A distributed dialogue is a decentralised approach to deliberation with the aim to develop ongoing, embedded discussions around a given policy issue. A distributed dialogue takes place at different levels and uses a mix of methodologies. Parts of the process are often self-organised by groups of participants, with the aim to engage a wide range of communities and different stakeholders, as well as the general public. Distributed dialogue entails a number of dialogue events held across different geographical areas and through a range of different media. While the overarching policy issues are the same, local groups organising dialogues enjoy a high degree of autonomy.
In distributed dialogue stakeholders and citizen groups set up their own events to discuss a topic, following prompts from the initial organisers. The aim is to offset the limitations of more traditional methods, such as a lack of flexibility and innovation; limited numbers of participants confined to recruited or well-organised groups; high costs of centrally organised events, and the top-down nature of traditional consultation and engagement methods.
The rationale behind a distributed approach is that dialogue on complex issues should include a range of conversations that happen in different spaces. Distributed dialogue has the advanatge of offering a number of entry points for citizens and other stakeholders across multiple areas. This can ensure that large numbers of people engage meaningfully in the debate, while allowing organisers to tap into a wide range of expertise and local experiences.
A distributed dialogue approach will be:
- Devolved because it requires a top-down engagement method launched from the centre but influenced by a wide range of actors from local contexts. It makes use of various networks and community activists to reach out to citizens. While normally groups might remain unconnected and work in isolation, Distributed Dialogue envisages a clear channel between the various groups involved and the results of the different conversations will be fed back into the decision-making process.
- Well promoted, because promotion of the process to potential participants and the public at large through the mass media is crucial to the success of the dialogue exercise.
- Collaborative, because, unlike a consultation process, in a distributed dialogue citizens are equipped with the necessary tools to engage in the conversation, from good non-biased information to building skills and confidence.
- Open, because there should not be pre-determined outcomes. Although the process should be structured, it should not be constrained by narrow and leading questions, rather citizens should be allowed to drive the discussion and set the agenda.
- Of mixed methodology, because this approach merge online and offline approaches and diversify methods of engagement at different times and in different situations, to ensure a broad range of people have the opportunity to engage.
- Influential, because the outcomes of these dialogues should be linked to the policy cycle and fed back into decision-making.

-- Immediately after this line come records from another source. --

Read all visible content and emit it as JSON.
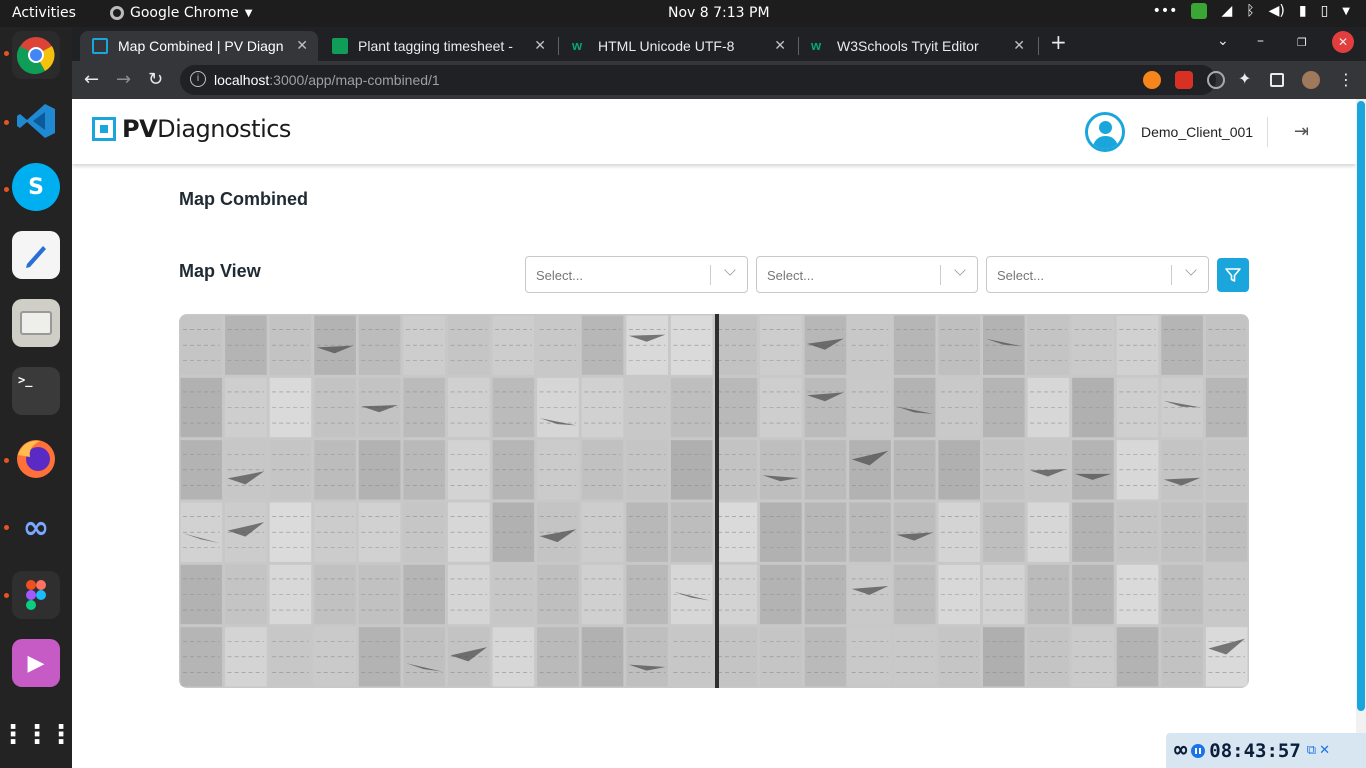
{
  "os": {
    "activities": "Activities",
    "app_menu": "Google Chrome",
    "clock": "Nov 8   7:13 PM"
  },
  "browser": {
    "tabs": [
      {
        "title": "Map Combined | PV Diagn",
        "active": true
      },
      {
        "title": "Plant tagging timesheet -",
        "active": false
      },
      {
        "title": "HTML Unicode UTF-8",
        "active": false
      },
      {
        "title": "W3Schools Tryit Editor",
        "active": false
      }
    ],
    "url_host": "localhost",
    "url_path": ":3000/app/map-combined/1"
  },
  "app": {
    "brand_bold": "PV",
    "brand_rest": "Diagnostics",
    "username": "Demo_Client_001",
    "page_title": "Map Combined",
    "section_title": "Map View",
    "filters": [
      {
        "placeholder": "Select..."
      },
      {
        "placeholder": "Select..."
      },
      {
        "placeholder": "Select..."
      }
    ]
  },
  "timer": {
    "value": "08:43:57"
  },
  "colors": {
    "accent": "#1aa6dd",
    "title_text": "#1f2a33"
  }
}
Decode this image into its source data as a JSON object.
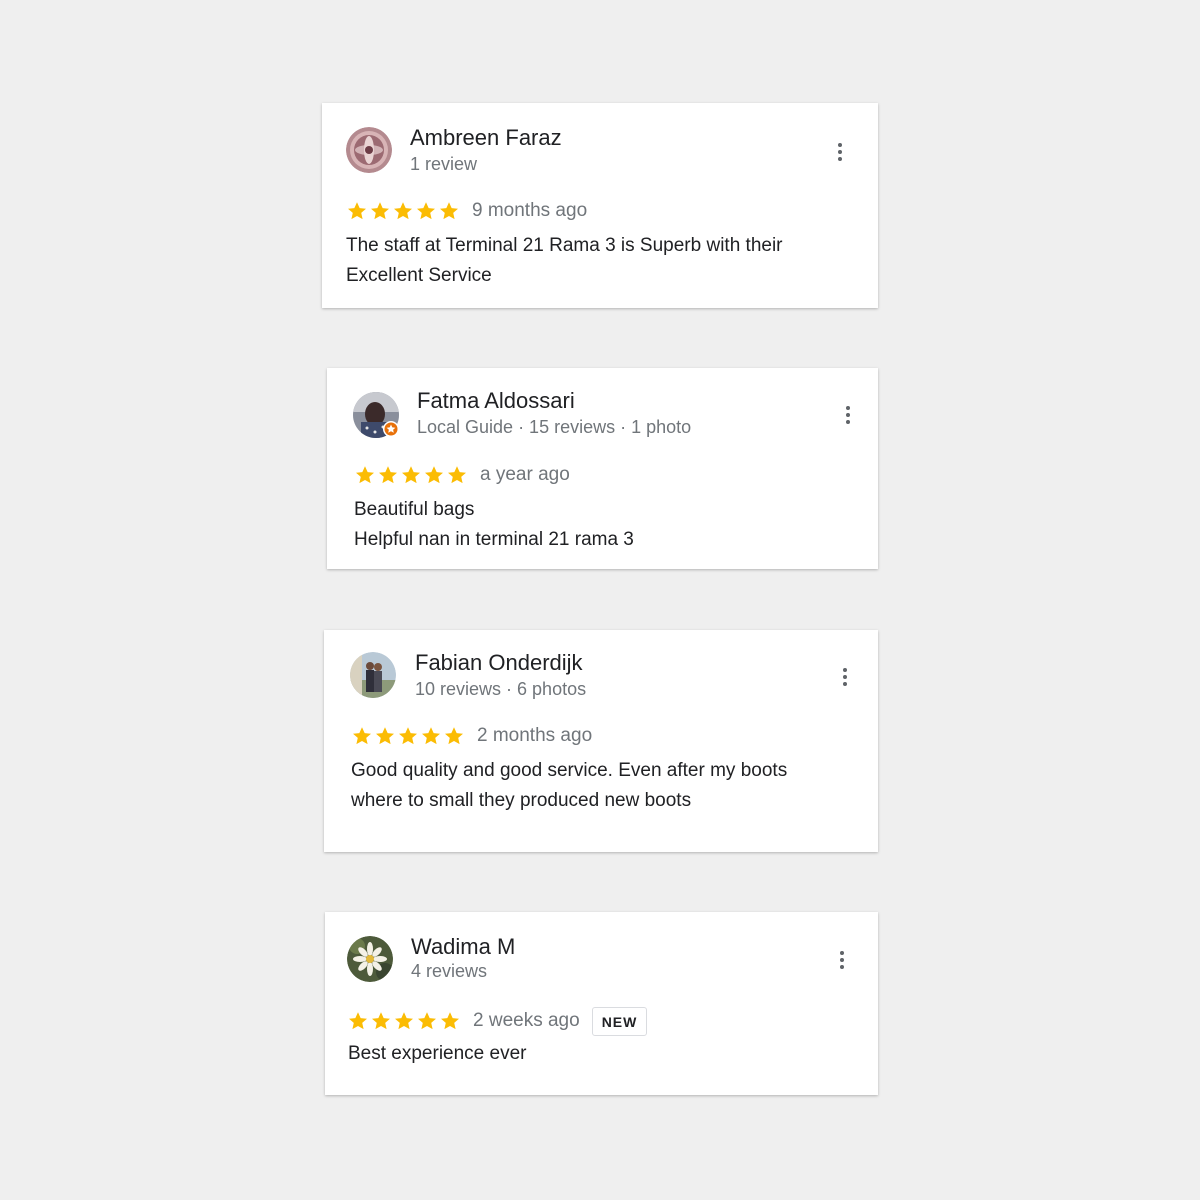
{
  "reviews": [
    {
      "name": "Ambreen Faraz",
      "meta": "1 review",
      "rating": 5,
      "time": "9 months ago",
      "badge": "",
      "lines": [
        "The staff at Terminal 21 Rama 3 is Superb with their",
        "Excellent Service"
      ],
      "avatar_icon": "ornate-pattern-avatar"
    },
    {
      "name": "Fatma Aldossari",
      "meta": "Local Guide · 15 reviews · 1 photo",
      "rating": 5,
      "time": "a year ago",
      "badge": "",
      "lines": [
        "Beautiful bags",
        "Helpful nan in terminal 21 rama 3"
      ],
      "avatar_icon": "photo-avatar-with-local-guide-badge"
    },
    {
      "name": "Fabian Onderdijk",
      "meta": "10 reviews · 6 photos",
      "rating": 5,
      "time": "2 months ago",
      "badge": "",
      "lines": [
        "Good quality and good service. Even after my boots",
        "where to small they produced new boots"
      ],
      "avatar_icon": "couple-photo-avatar"
    },
    {
      "name": "Wadima M",
      "meta": "4 reviews",
      "rating": 5,
      "time": "2 weeks ago",
      "badge": "NEW",
      "lines": [
        "Best experience ever"
      ],
      "avatar_icon": "flower-photo-avatar"
    }
  ],
  "colors": {
    "star": "#fbbc04",
    "background": "#efefef",
    "secondary_text": "#70757a",
    "local_guide_badge": "#e8710a"
  }
}
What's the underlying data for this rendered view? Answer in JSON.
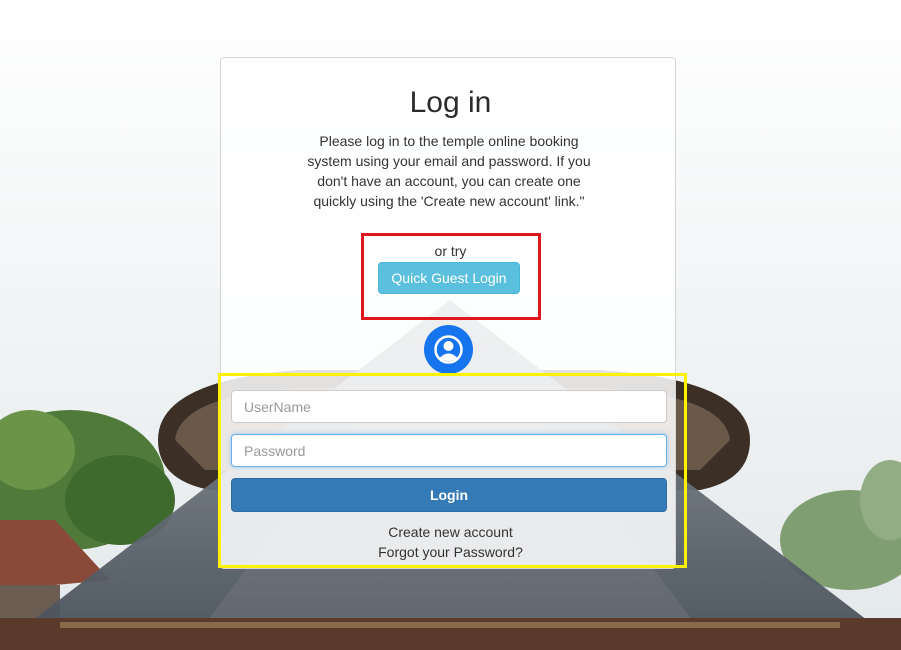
{
  "page": {
    "title": "Log in",
    "intro": "Please log in to the temple online booking system using your email and password. If you don't have an account, you can create one quickly using the 'Create new account' link.\"",
    "or_try": "or try",
    "guest_button": "Quick Guest Login"
  },
  "form": {
    "username_placeholder": "UserName",
    "password_placeholder": "Password",
    "login_button": "Login",
    "create_account": "Create new account",
    "forgot_password": "Forgot your Password?"
  },
  "icons": {
    "avatar": "user-avatar-icon"
  },
  "colors": {
    "guest_button": "#5bc0de",
    "login_button": "#337ab7",
    "avatar": "#1674ee",
    "highlight_red": "#e0171d",
    "highlight_yellow": "#fff200"
  }
}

The process should be open and participants should be able to have an input on the process and on designing the dialogue.
- Internationalised, because these issues are generally cross-national and may take place on international platforms.
- Continuous because one-off engagement will not be useful in tackling intricate issues and any public engagement will need to be ongoing and become increasingly integrated in the governance process.
Distributed dialogue has been used to address complex policy problems, across a number of policy areas.
A seminal cases of distributed dialogue is the Sciencewise-supported BBSRC (Biotechnology and Biological Sciences Research Council) Bioenergy Distributed Dialogue. In BBSRC case, the goal was “to develop an ongoing, informed discussion between the Biotechnology and Biological Sciences Research Council (BBSRC), its research community and a range of stakeholders, including members of the public, around bioenergy research, its potential and the issues associated with it.”
For a range of interesting cases studies, se Involve's publication Talking For a Change.
Local dialogues are open to everyone, but there shoud be strong communication channels to ensure some degree of consistency across different dialogues and that outcomes are fed back to all participants. The advantage of Distributed Dialogue is that it allows for the participation of a variety of actors, e.g. community activists, who will be able to reach citizens at the local level.
Costs vary depending on the scope and breadth of the engagement. Central costs are contained and devolved thorugh the involvement of local groups that run their own local events.
Approximate time expense
This is a long-term process. It takes a minimum of one year to organise and facilitate.
This method represents a new approach to public dialogue and has a number of strengths:
- Ability to engage a large number of stakeholders and lay people in different locations;
- Insights into concerns and aspirations in different localities around the same issues;
- Costs and organisational tasks are decentralised and money is potentially saved by accessing venues and staff in external organisations;
- Opportunities for continuous engagement integrated into the decision-making process.
Some weaknesses include:
- Encouraging others to run workshop can be time consuming and resource intensive;
- Data collected can be inconsistent;
- Difficult to ensure inclusiveness and transparency of local dialogues.
The method was developed by the Danish Board of Technology.
Build skills and capacity of participants
Gather informed and considered opinions (deliberation)
Generate new ideas (innovation)
Create a shared vision amongst participants
Number of participants
Self selected participants attending as individuals (open access process)
Level of awareness and interest
participants need information and cannot articulate their interests
participants know about some aspects/can roughly articulate some interest
Crime and justice
Environment and climate change
Health and well-being
Housing and Planning
Science and technology
Limit search to...
... face to face processes
... online processes
Level of involvement